:: Provided data ::
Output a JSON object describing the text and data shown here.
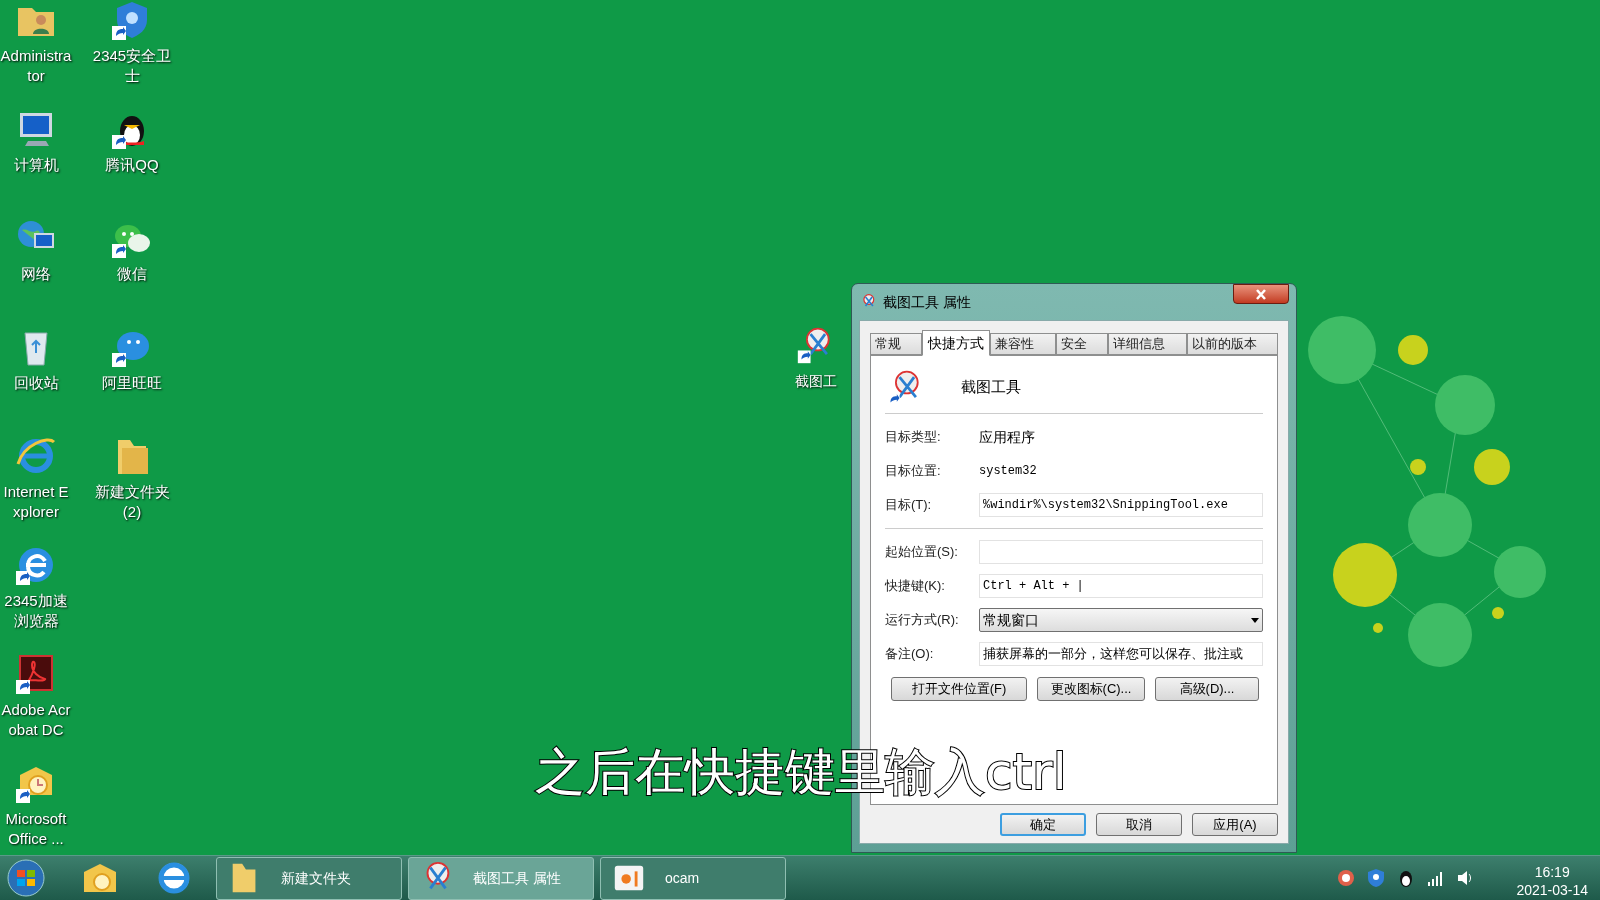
{
  "desktop_icons": [
    {
      "label": "Administrator",
      "kind": "user-folder",
      "shortcut": false
    },
    {
      "label": "计算机",
      "kind": "computer",
      "shortcut": false
    },
    {
      "label": "网络",
      "kind": "network",
      "shortcut": false
    },
    {
      "label": "回收站",
      "kind": "recycle",
      "shortcut": false
    },
    {
      "label": "Internet Explorer",
      "kind": "ie",
      "shortcut": false
    },
    {
      "label": "2345加速浏览器",
      "kind": "browser",
      "shortcut": true
    },
    {
      "label": "Adobe Acrobat DC",
      "kind": "pdf",
      "shortcut": true
    },
    {
      "label": "Microsoft Office ...",
      "kind": "office",
      "shortcut": true
    },
    {
      "label": "2345安全卫士",
      "kind": "shield",
      "shortcut": true
    },
    {
      "label": "腾讯QQ",
      "kind": "penguin",
      "shortcut": true
    },
    {
      "label": "微信",
      "kind": "chat",
      "shortcut": true
    },
    {
      "label": "阿里旺旺",
      "kind": "bubble",
      "shortcut": true
    },
    {
      "label": "新建文件夹 (2)",
      "kind": "folder",
      "shortcut": false
    }
  ],
  "partial_icon": {
    "label": "截图工"
  },
  "dialog": {
    "title": "截图工具 属性",
    "tabs": [
      {
        "label": "常规",
        "selected": false
      },
      {
        "label": "快捷方式",
        "selected": true
      },
      {
        "label": "兼容性",
        "selected": false
      },
      {
        "label": "安全",
        "selected": false
      },
      {
        "label": "详细信息",
        "selected": false
      },
      {
        "label": "以前的版本",
        "selected": false
      }
    ],
    "app_name": "截图工具",
    "rows": [
      {
        "kind": "text",
        "label": "目标类型:",
        "value": "应用程序"
      },
      {
        "kind": "mono",
        "label": "目标位置:",
        "value": "system32"
      },
      {
        "kind": "input",
        "label": "目标(T):",
        "value": "%windir%\\system32\\SnippingTool.exe"
      },
      {
        "kind": "divider"
      },
      {
        "kind": "input",
        "label": "起始位置(S):",
        "value": ""
      },
      {
        "kind": "input",
        "label": "快捷键(K):",
        "value": "Ctrl + Alt + |"
      },
      {
        "kind": "select",
        "label": "运行方式(R):",
        "value": "常规窗口"
      },
      {
        "kind": "input-cjk",
        "label": "备注(O):",
        "value": "捕获屏幕的一部分，这样您可以保存、批注或"
      }
    ],
    "actions": [
      "打开文件位置(F)",
      "更改图标(C)...",
      "高级(D)..."
    ],
    "footer": [
      {
        "label": "确定",
        "default": true
      },
      {
        "label": "取消",
        "default": false
      },
      {
        "label": "应用(A)",
        "default": false
      }
    ]
  },
  "caption": "之后在快捷键里输入ctrl",
  "taskbar": {
    "pinned": [
      {
        "kind": "start"
      },
      {
        "kind": "mail"
      },
      {
        "kind": "ie"
      }
    ],
    "windows": [
      {
        "label": "新建文件夹",
        "kind": "folder",
        "selected": false
      },
      {
        "label": "截图工具 属性",
        "kind": "scissors",
        "selected": true
      },
      {
        "label": "ocam",
        "kind": "ocam",
        "selected": false
      }
    ],
    "tray": [
      {
        "kind": "record"
      },
      {
        "kind": "shield"
      },
      {
        "kind": "penguin"
      },
      {
        "kind": "signal"
      },
      {
        "kind": "volume"
      }
    ],
    "time": "16:19",
    "date": "2021-03-14"
  }
}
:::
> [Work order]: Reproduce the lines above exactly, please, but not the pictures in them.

> [Answer box]:
Output a JSON object describing the text and data shown here.
{
  "desktop_icons": [
    {
      "label": "Administrator",
      "kind": "user-folder",
      "shortcut": false
    },
    {
      "label": "计算机",
      "kind": "computer",
      "shortcut": false
    },
    {
      "label": "网络",
      "kind": "network",
      "shortcut": false
    },
    {
      "label": "回收站",
      "kind": "recycle",
      "shortcut": false
    },
    {
      "label": "Internet Explorer",
      "kind": "ie",
      "shortcut": false
    },
    {
      "label": "2345加速浏览器",
      "kind": "browser",
      "shortcut": true
    },
    {
      "label": "Adobe Acrobat DC",
      "kind": "pdf",
      "shortcut": true
    },
    {
      "label": "Microsoft Office ...",
      "kind": "office",
      "shortcut": true
    },
    {
      "label": "2345安全卫士",
      "kind": "shield",
      "shortcut": true
    },
    {
      "label": "腾讯QQ",
      "kind": "penguin",
      "shortcut": true
    },
    {
      "label": "微信",
      "kind": "chat",
      "shortcut": true
    },
    {
      "label": "阿里旺旺",
      "kind": "bubble",
      "shortcut": true
    },
    {
      "label": "新建文件夹 (2)",
      "kind": "folder",
      "shortcut": false
    }
  ],
  "partial_icon": {
    "label": "截图工"
  },
  "dialog": {
    "title": "截图工具 属性",
    "tabs": [
      {
        "label": "常规",
        "selected": false
      },
      {
        "label": "快捷方式",
        "selected": true
      },
      {
        "label": "兼容性",
        "selected": false
      },
      {
        "label": "安全",
        "selected": false
      },
      {
        "label": "详细信息",
        "selected": false
      },
      {
        "label": "以前的版本",
        "selected": false
      }
    ],
    "app_name": "截图工具",
    "rows": [
      {
        "kind": "text",
        "label": "目标类型:",
        "value": "应用程序"
      },
      {
        "kind": "mono",
        "label": "目标位置:",
        "value": "system32"
      },
      {
        "kind": "input",
        "label": "目标(T):",
        "value": "%windir%\\system32\\SnippingTool.exe"
      },
      {
        "kind": "divider"
      },
      {
        "kind": "input",
        "label": "起始位置(S):",
        "value": ""
      },
      {
        "kind": "input",
        "label": "快捷键(K):",
        "value": "Ctrl + Alt + |"
      },
      {
        "kind": "select",
        "label": "运行方式(R):",
        "value": "常规窗口"
      },
      {
        "kind": "input-cjk",
        "label": "备注(O):",
        "value": "捕获屏幕的一部分，这样您可以保存、批注或"
      }
    ],
    "actions": [
      "打开文件位置(F)",
      "更改图标(C)...",
      "高级(D)..."
    ],
    "footer": [
      {
        "label": "确定",
        "default": true
      },
      {
        "label": "取消",
        "default": false
      },
      {
        "label": "应用(A)",
        "default": false
      }
    ]
  },
  "caption": "之后在快捷键里输入ctrl",
  "taskbar": {
    "pinned": [
      {
        "kind": "start"
      },
      {
        "kind": "mail"
      },
      {
        "kind": "ie"
      }
    ],
    "windows": [
      {
        "label": "新建文件夹",
        "kind": "folder",
        "selected": false
      },
      {
        "label": "截图工具 属性",
        "kind": "scissors",
        "selected": true
      },
      {
        "label": "ocam",
        "kind": "ocam",
        "selected": false
      }
    ],
    "tray": [
      {
        "kind": "record"
      },
      {
        "kind": "shield"
      },
      {
        "kind": "penguin"
      },
      {
        "kind": "signal"
      },
      {
        "kind": "volume"
      }
    ],
    "time": "16:19",
    "date": "2021-03-14"
  }
}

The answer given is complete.